Mainstream histories emphatically insist that enslaved women in the United States did not participate in slave revolts. And why all this silencing, anyway? The first histories of slavery in the United States denied that enslaved people resisted at all, since the “peculiar institution” in the U.S. was so “benign” and “civilizing” for African people. Later white male historians would develop complex social theories as to why there was no resistance: slavery was a “totalizing institution,” similar to concentration camps. Slavery was “hegemonic,” and enslaved people consented to being enslaved. Radical historians like W.E.B DuBois and Herbert Aptheker were telling the truth about resistance, but that kind of work didn’t make it into the academy, or the textbook. As African American male historians began to be heard against the backdrop of the Civil Rights and Black Power movements, they recovered the histories of the hundreds of slave revolts that occurred in this country, helping to bring down the institution itself. But they wrote in the framework of the pervasive discourse that insisted Black “sex roles” were dysfunctional—the men “emasculated,” the women “matriarchal.” So they insisted that enslaved women did not take up the “manly” work of coordinated acts of violent resistance. As Stokely Carmichael said when asked about the role of women in the Civil Rights movement, her replied: “The only position for women in SNCC is prone.”

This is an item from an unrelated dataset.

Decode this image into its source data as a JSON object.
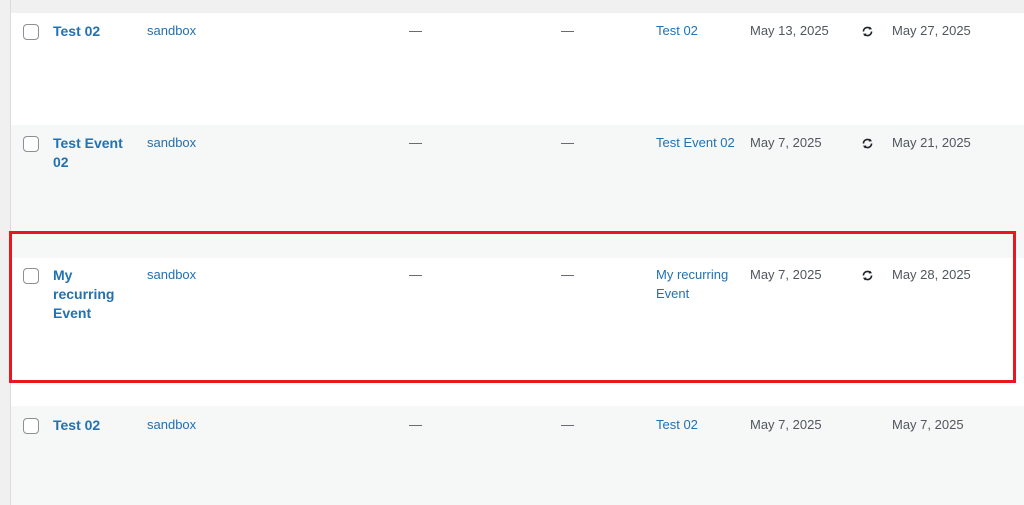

As women’s history began to be taken seriously in the late 1970s and 1980s, these feminist historians never questioned the central assumption that enslaved women didn’t participate in revolt. Instead, they wrote to reclaim all the other acts of resistance: the arsons, the poisonings, the destruction of tools—those daily acts that wear on an institution, the “weapons of the weak.” They argued that these more “feminine acts” were just as powerful, if not more so.

“Not Killing Me Softly,” was the first historical work that pushed back against all this. I started doing the detective work we historians are trained for, and there, in the sources were the women. Read about the strength and sacrifices of our ancestors as they gave up their lives in the struggle for freedom. Let us honor these women. Read Not Killing Me Softly: African American Women, Slave Revolts, and Historical Constructions of
Racialized Gender